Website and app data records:
▬▬▬▬▬▬▬▬▬▬

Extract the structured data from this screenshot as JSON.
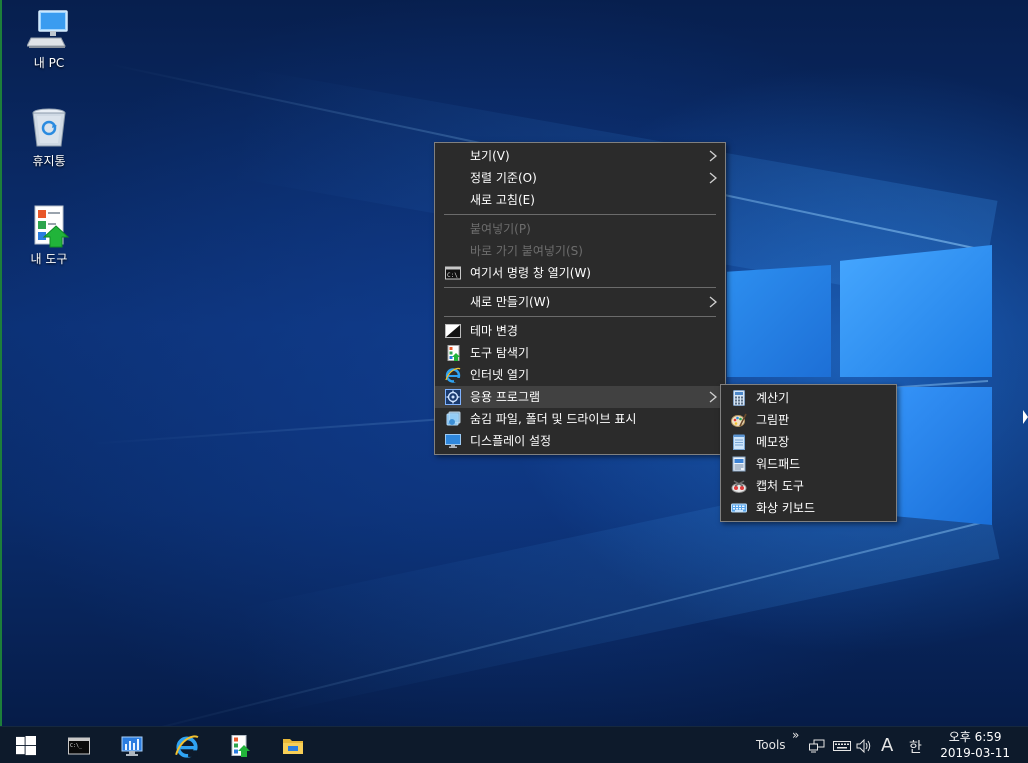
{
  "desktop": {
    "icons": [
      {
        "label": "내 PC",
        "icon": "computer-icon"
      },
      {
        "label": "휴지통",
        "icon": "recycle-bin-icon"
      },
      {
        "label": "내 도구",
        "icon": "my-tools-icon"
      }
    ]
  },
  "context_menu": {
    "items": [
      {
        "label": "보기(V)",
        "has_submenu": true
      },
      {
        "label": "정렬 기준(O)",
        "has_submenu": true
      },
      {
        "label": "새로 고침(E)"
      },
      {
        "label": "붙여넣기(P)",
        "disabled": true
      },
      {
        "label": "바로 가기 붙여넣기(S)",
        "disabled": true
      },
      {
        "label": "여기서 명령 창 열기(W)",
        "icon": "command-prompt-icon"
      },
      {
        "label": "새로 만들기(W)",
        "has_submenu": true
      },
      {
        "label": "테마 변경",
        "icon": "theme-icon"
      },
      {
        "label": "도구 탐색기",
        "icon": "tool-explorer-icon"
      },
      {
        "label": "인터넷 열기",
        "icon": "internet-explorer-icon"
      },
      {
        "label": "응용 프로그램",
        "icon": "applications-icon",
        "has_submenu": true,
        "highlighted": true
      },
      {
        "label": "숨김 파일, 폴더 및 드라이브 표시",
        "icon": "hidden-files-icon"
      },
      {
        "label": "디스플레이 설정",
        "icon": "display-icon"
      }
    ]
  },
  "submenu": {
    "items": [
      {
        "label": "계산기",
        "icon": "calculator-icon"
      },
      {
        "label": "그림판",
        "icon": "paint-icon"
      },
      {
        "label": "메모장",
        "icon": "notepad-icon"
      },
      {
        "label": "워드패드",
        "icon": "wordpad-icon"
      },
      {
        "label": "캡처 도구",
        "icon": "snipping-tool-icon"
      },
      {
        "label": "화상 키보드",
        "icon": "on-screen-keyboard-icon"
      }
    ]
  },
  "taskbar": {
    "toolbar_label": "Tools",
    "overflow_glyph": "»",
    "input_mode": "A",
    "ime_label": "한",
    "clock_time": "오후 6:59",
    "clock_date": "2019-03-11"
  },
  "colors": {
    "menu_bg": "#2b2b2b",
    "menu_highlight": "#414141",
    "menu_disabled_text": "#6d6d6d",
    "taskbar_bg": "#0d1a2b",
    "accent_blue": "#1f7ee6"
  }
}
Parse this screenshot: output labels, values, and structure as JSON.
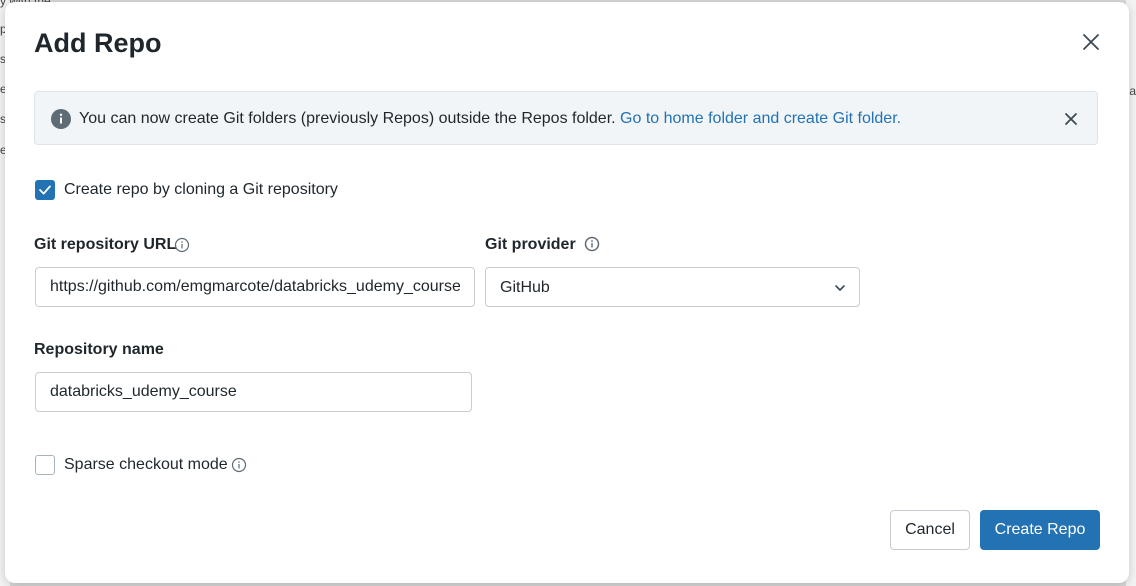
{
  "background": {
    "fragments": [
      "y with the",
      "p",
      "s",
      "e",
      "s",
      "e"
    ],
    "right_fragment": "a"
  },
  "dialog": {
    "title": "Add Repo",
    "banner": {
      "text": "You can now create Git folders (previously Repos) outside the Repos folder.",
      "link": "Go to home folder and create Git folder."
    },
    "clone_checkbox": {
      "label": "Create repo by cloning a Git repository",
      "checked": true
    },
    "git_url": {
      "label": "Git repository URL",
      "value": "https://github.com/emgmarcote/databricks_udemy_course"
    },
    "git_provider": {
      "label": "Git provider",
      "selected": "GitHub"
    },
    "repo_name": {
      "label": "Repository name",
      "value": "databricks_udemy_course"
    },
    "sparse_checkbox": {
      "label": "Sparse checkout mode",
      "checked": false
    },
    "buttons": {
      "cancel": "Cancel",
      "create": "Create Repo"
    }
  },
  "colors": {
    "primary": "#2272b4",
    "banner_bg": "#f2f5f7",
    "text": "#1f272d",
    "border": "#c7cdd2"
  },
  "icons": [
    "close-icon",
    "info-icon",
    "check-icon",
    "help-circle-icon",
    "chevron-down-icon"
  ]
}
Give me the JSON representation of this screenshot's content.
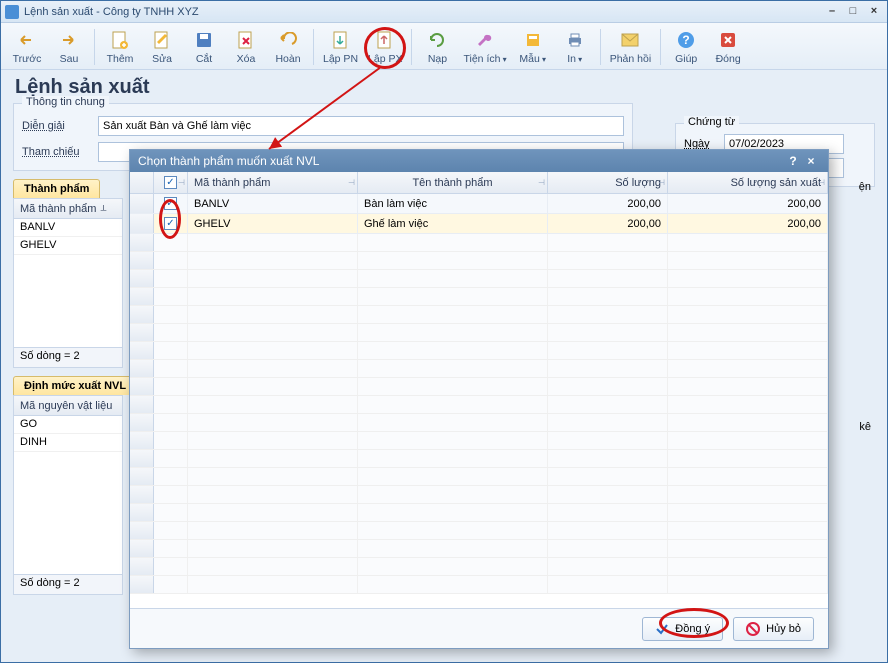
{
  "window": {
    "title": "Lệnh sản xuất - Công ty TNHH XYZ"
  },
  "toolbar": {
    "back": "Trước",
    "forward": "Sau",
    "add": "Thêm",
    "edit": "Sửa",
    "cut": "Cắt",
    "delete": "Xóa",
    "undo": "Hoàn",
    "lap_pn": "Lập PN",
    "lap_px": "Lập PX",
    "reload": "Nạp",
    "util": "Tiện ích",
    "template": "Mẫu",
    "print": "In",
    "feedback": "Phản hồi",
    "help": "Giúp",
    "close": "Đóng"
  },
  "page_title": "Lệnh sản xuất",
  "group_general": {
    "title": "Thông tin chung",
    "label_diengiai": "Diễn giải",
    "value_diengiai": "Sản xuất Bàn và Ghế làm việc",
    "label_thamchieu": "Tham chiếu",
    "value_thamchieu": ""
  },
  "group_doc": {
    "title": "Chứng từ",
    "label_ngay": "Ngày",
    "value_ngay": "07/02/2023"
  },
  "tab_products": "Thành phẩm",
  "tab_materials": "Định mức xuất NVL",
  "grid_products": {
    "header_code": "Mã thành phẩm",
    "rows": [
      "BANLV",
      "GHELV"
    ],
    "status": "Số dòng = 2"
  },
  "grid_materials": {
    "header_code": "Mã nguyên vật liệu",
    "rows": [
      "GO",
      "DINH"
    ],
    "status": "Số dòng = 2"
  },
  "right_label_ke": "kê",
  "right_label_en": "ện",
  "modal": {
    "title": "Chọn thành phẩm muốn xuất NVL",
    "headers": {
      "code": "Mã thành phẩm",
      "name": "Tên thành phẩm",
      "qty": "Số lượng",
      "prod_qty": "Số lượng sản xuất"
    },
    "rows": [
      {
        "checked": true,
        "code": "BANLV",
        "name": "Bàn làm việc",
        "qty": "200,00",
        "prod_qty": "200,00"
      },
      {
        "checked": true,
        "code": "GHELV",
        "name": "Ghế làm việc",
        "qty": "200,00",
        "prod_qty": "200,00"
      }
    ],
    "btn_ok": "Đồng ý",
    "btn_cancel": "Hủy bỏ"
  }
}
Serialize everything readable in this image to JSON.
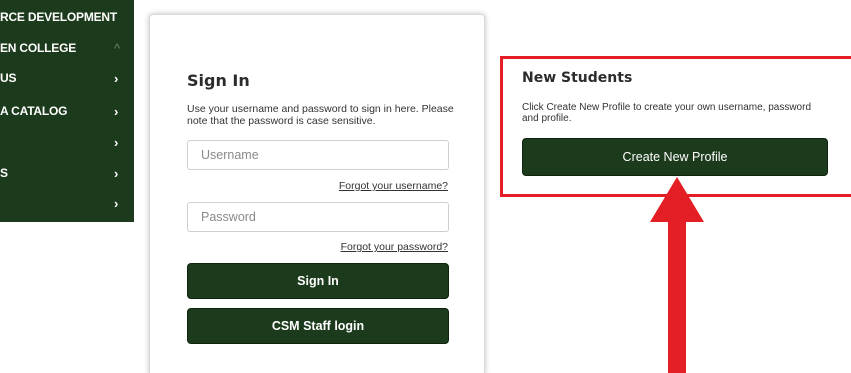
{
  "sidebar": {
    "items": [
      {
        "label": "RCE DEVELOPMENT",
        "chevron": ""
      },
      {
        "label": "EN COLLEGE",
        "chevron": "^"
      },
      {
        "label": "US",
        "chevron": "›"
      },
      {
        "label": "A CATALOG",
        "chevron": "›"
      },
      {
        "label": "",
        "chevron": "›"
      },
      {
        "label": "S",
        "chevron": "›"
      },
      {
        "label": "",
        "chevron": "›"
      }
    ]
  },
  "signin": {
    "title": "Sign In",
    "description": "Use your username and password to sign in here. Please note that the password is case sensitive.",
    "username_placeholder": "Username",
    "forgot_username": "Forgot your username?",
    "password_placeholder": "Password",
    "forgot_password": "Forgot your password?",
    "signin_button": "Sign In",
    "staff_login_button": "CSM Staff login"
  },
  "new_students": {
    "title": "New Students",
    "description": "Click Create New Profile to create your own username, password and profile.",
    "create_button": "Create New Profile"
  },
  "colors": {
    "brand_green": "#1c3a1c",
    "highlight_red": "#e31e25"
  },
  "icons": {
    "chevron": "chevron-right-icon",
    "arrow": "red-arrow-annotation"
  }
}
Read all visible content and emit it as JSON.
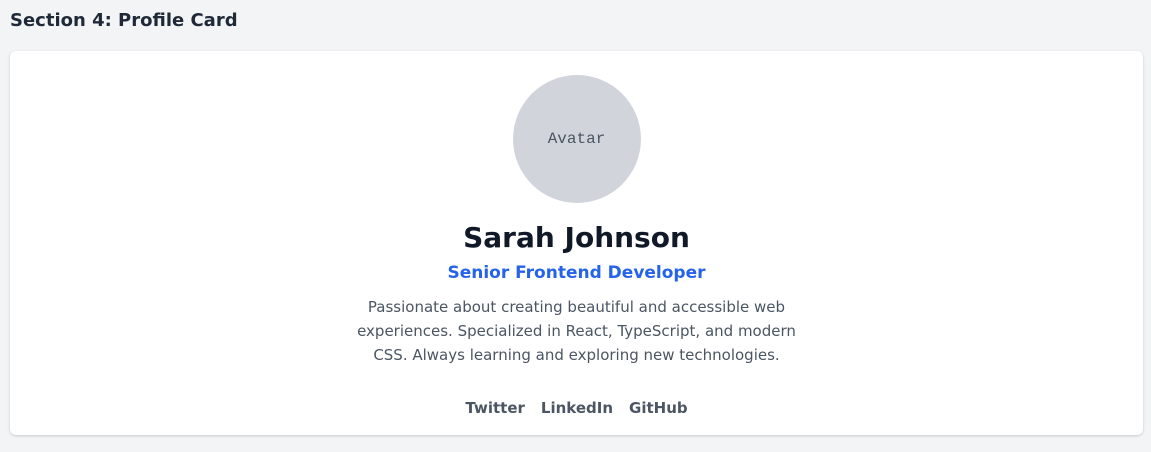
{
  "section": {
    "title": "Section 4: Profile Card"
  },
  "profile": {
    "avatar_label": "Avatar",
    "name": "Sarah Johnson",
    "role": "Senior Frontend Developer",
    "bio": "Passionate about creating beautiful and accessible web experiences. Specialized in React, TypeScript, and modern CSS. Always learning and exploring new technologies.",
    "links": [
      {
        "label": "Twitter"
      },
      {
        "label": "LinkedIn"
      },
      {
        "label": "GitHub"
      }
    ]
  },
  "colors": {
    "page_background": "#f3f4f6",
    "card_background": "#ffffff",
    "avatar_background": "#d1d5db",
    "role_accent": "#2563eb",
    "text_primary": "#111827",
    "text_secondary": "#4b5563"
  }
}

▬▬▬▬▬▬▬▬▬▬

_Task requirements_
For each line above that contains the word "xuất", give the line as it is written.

_Response for this exercise_
    "title": "Lệnh sản xuất - Công ty TNHH XYZ"
  "page_title": "Lệnh sản xuất",
    "value_diengiai": "Sản xuất Bàn và Ghế làm việc",
  "tab_materials": "Định mức xuất NVL",
    "title": "Chọn thành phẩm muốn xuất NVL",
      "prod_qty": "Số lượng sản xuất"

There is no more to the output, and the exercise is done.